→ **Work request**: Among the entries below, find the lines with "kaoyou" and copy them.

→ **Record set**:
= = =

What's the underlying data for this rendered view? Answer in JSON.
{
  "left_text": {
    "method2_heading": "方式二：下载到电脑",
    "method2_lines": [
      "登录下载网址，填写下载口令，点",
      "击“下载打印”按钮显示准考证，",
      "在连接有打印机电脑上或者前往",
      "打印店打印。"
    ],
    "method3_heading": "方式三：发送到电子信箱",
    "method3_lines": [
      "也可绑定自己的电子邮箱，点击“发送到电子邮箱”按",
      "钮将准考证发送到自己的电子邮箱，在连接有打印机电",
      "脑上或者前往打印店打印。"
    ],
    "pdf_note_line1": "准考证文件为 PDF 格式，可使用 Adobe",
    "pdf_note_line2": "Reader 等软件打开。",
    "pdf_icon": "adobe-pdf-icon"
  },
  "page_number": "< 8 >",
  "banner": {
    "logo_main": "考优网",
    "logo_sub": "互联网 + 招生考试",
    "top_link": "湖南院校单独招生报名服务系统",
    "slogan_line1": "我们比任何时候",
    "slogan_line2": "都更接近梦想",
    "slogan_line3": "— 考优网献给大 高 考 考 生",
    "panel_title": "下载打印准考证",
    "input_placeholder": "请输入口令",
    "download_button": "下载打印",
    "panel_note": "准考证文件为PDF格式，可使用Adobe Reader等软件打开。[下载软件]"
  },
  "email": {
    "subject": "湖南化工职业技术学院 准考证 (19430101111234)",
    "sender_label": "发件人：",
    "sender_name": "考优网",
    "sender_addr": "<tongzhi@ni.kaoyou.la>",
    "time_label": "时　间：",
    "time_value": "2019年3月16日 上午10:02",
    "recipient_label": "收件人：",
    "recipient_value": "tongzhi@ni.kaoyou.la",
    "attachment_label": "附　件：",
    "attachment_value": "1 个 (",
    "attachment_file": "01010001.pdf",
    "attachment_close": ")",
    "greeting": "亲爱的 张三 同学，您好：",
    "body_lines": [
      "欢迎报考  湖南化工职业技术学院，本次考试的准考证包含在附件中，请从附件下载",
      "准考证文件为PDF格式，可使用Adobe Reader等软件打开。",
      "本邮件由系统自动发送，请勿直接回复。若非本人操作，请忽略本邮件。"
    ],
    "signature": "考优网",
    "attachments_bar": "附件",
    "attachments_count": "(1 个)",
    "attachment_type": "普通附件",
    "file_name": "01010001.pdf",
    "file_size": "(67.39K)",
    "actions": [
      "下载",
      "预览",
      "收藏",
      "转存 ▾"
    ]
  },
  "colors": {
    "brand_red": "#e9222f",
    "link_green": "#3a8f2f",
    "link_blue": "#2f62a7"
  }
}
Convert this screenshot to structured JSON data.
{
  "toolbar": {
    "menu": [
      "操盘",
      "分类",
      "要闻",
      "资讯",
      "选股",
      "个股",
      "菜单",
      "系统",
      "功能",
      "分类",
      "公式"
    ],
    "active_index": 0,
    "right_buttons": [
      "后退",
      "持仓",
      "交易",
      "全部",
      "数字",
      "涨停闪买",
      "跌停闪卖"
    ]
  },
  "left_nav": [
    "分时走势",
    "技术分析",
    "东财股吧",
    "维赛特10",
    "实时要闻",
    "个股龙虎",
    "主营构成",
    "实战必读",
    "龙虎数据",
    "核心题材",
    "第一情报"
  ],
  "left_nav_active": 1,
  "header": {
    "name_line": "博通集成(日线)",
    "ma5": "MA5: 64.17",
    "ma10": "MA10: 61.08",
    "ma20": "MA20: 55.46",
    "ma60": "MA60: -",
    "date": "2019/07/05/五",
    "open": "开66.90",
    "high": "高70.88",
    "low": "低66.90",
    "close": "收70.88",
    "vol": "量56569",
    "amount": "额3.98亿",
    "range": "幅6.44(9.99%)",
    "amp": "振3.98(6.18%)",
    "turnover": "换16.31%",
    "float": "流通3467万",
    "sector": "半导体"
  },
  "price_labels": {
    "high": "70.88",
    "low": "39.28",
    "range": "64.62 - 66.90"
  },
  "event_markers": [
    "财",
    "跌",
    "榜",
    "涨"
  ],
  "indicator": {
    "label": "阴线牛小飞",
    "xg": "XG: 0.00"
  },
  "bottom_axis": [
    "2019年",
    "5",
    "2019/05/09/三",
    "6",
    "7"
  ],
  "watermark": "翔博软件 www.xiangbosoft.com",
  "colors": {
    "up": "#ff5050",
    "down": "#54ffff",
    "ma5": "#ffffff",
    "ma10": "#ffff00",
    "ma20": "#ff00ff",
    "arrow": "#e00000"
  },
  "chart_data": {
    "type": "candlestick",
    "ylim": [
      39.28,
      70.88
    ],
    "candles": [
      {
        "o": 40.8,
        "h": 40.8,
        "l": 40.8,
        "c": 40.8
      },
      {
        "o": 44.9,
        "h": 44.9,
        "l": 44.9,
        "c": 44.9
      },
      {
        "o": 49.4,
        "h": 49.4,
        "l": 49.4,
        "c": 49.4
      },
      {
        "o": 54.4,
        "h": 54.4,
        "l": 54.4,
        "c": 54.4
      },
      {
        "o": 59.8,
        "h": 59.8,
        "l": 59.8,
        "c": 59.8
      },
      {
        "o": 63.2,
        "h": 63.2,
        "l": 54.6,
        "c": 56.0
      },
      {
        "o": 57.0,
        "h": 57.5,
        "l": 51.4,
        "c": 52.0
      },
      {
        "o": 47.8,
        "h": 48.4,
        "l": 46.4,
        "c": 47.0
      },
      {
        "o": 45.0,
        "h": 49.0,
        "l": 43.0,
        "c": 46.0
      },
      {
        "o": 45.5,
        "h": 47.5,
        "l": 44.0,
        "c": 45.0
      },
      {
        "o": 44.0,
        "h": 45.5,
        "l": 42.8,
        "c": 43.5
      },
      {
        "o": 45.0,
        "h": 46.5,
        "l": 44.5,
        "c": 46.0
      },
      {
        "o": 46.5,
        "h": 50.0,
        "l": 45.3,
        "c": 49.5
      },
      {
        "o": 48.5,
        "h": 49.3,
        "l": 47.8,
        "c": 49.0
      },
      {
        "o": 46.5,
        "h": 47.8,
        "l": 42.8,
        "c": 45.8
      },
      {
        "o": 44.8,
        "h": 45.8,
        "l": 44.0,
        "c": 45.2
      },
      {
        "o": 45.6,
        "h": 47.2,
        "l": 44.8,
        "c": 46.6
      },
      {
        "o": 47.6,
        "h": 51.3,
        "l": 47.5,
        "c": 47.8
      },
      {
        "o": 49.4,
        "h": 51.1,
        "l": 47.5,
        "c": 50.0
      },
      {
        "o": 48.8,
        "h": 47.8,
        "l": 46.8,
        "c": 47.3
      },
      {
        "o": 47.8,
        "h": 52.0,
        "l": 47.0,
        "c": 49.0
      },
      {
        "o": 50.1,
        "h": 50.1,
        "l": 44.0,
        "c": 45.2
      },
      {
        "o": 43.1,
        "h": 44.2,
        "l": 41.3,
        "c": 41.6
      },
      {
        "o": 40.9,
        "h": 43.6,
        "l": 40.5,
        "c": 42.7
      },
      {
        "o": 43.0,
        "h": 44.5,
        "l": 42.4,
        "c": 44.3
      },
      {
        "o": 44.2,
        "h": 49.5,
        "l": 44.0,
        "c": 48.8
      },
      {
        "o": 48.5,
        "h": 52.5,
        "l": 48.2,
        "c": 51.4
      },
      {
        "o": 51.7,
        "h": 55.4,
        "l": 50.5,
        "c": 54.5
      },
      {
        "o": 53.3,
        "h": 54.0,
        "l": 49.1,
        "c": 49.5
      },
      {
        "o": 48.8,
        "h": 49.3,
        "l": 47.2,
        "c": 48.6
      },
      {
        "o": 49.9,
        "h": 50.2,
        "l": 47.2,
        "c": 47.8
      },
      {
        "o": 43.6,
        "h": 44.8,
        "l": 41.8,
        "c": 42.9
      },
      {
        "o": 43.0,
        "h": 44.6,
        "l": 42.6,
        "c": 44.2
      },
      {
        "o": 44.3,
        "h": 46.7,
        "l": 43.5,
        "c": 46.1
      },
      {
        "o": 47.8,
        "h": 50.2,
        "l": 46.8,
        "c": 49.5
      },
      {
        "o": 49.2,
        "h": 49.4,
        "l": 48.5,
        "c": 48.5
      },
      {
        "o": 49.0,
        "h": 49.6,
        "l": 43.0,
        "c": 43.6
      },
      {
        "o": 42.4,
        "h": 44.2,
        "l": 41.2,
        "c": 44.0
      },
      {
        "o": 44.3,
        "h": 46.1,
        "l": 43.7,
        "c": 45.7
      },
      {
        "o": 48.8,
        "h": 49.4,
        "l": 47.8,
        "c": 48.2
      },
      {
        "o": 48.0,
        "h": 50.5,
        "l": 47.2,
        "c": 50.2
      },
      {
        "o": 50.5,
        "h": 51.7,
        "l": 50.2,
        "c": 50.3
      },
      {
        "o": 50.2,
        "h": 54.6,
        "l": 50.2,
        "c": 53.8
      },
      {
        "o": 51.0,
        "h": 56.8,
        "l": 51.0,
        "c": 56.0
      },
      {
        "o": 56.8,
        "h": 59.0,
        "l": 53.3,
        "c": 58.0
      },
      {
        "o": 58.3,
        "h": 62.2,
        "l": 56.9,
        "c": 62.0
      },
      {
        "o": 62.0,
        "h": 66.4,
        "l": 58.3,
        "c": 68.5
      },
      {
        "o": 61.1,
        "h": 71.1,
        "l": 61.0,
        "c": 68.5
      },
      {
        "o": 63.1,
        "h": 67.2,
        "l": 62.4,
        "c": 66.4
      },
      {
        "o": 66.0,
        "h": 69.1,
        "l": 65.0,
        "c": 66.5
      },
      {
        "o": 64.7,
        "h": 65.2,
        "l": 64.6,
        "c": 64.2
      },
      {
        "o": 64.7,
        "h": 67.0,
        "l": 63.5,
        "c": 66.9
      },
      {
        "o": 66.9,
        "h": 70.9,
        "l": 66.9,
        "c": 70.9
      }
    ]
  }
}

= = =

→ **Output for this exercise**:
    "sender_addr": "<tongzhi@ni.kaoyou.la>",
    "recipient_value": "tongzhi@ni.kaoyou.la",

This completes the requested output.